== Information ==

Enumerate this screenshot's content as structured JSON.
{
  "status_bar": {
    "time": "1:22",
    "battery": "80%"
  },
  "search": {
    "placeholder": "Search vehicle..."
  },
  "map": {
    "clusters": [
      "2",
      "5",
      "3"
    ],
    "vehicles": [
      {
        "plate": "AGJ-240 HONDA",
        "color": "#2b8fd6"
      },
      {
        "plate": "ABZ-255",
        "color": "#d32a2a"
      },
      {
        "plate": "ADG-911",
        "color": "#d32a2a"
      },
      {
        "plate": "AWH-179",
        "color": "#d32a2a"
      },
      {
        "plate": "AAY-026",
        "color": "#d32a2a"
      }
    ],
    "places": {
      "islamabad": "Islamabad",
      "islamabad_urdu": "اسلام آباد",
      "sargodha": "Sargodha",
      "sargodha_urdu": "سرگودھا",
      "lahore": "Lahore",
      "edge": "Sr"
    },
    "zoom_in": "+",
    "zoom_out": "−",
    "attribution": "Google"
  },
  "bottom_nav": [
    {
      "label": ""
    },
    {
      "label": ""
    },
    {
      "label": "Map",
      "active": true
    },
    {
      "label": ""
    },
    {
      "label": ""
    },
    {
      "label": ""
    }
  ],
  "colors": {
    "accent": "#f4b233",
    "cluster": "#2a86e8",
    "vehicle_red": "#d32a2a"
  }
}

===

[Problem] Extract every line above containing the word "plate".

[Exercise output]
        "plate": "AGJ-240 HONDA",
        "plate": "ABZ-255",
        "plate": "ADG-911",
        "plate": "AWH-179",
        "plate": "AAY-026",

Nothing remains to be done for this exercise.